What do we mean by mission-oriented?
Those regions and countries that have succeeded in achieving smart innovation-led growth have benefited from long-term visionary ‘mission-oriented’ policies – from putting a man on the moon to tackling societal challenges such as climate change (for a great review of some of these programmes, see this special issue of the journal Research Policy). In addressing these missions, public sector agencies have led the way, investing not only in the classic ‘public good’ areas, like basic research, but also investing along the entire innovation chain (basic research, applied research, early-stage funding of companies) and courageously defining new high-risk directions. Traditional cost-benefit analysis and market failure justifications would have halted these investments from the outset: There would have been no Internet, no biotech, no nanotech; and today, no clean-tech. Thinking about governments and public investments as ‘mission-oriented’ lets us move the debate on fiscal policies forward.
Instead of focusing on ad hoc infrastructure investments in new highways and railroads, a mission-oriented government considers transformational changes—such as the development of new general purpose technologies— that affect all sectors. This is not an easy task. To fulfil this mission-oriented function, state agencies – ranging from public banks like KfW in Germany and BNDES in Brazil, to innovation agencies like DARPA and ARPA-E in the US and Innovate UK in the UK– have been willing to explore new landscapes, tackling extreme uncertainty, accepting the trial and error process that often leads to failures—with the successes leading potentially to decades of growth: well worth the wait. How do they do it? What challenges lie ahead? Should government step back or step up? And how can we socialise both risks and rewards so that economic growth is not only smart, but also inclusive?

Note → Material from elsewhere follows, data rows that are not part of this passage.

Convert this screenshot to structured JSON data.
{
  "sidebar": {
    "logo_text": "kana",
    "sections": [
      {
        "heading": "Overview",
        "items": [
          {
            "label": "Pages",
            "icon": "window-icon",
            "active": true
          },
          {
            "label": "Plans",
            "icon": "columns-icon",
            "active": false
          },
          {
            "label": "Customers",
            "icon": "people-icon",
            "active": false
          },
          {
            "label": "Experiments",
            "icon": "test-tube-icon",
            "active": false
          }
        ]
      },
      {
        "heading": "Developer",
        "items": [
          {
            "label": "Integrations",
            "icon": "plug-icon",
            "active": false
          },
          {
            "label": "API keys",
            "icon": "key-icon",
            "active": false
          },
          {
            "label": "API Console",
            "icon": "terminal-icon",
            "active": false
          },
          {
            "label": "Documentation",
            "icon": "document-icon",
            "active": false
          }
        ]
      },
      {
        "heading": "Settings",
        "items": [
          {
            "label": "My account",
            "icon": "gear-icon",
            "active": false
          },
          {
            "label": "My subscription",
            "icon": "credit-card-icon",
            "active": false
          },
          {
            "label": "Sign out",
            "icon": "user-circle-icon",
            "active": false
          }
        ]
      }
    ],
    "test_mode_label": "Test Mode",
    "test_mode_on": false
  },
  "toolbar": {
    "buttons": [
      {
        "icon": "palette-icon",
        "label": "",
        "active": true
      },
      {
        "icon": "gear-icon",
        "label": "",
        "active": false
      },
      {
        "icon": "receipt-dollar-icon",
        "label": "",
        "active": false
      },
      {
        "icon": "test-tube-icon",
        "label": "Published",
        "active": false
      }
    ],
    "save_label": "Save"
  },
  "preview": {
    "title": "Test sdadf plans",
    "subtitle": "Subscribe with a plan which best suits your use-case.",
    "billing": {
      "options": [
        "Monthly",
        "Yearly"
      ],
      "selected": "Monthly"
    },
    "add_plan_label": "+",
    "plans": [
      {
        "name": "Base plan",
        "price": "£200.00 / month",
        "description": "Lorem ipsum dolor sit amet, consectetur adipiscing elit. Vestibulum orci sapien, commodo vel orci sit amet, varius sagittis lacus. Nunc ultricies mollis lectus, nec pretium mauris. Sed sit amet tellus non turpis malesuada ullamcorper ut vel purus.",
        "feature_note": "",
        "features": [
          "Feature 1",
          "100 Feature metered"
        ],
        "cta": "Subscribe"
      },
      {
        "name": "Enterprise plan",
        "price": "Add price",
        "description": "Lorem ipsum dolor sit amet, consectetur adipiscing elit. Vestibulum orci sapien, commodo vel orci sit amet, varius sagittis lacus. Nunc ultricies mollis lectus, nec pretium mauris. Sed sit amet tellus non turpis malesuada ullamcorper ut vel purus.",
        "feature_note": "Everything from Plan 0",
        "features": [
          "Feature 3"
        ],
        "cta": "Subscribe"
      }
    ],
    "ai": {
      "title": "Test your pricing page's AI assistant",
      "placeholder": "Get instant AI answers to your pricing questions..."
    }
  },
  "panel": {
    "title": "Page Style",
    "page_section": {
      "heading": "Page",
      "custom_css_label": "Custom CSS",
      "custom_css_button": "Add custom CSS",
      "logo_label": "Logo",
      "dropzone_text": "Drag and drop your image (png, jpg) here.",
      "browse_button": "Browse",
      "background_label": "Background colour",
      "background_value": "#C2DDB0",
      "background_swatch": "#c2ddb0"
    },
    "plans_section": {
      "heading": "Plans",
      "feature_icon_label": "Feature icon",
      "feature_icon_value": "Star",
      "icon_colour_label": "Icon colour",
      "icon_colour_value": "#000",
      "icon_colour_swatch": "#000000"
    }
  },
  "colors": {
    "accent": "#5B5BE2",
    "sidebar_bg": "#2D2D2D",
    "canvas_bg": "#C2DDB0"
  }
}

Of course public investment cannot operate alone. It is dependent on an engaged committed private sector willing to share the burden, especially in downstream areas. Contributors to the book also consider whether financialization of the real economy is causing companies to worry more about their stock prices than future growth opportunities, and hence threatening such engagement? If so, how can mission oriented innovation policy also promote de-financialisation by addressing targeted, strategic public investments alongside transformations in corporate governance and financial market reform?
The book provides an insight into these questions, with contributions from practitioners from some of the most important mission-oriented agencies around the globe, as well as from leading economists placing their actions in the context of a world in transition—requiring deep transformations.
Mission-Oriented Finance for Innovation project website including films of all the talks from the July 2014 Conference.
SPRU (University of Sussex) article about the book.
Building the Entrepreneurial State: A new framework for envisioning and evaluating a mission-oriented public sector. Levy Institute Working Paper No. 824
Beyond market failures: The market creating and shaping roles of state investment banks, SPRU Working Paper Series, 2014-21
The Entrepreneurial State, funded by the Ford Foundation.
Highlights from the Mission-Oriented Finance for Innovation Conference, July 2014
Watch Joint seminar with Caetano Penna, Mission-Oriented Public Investments? State investment banks and picking winner policies, IDS Business and Development Centre and STEPS Centre, 10 March 2015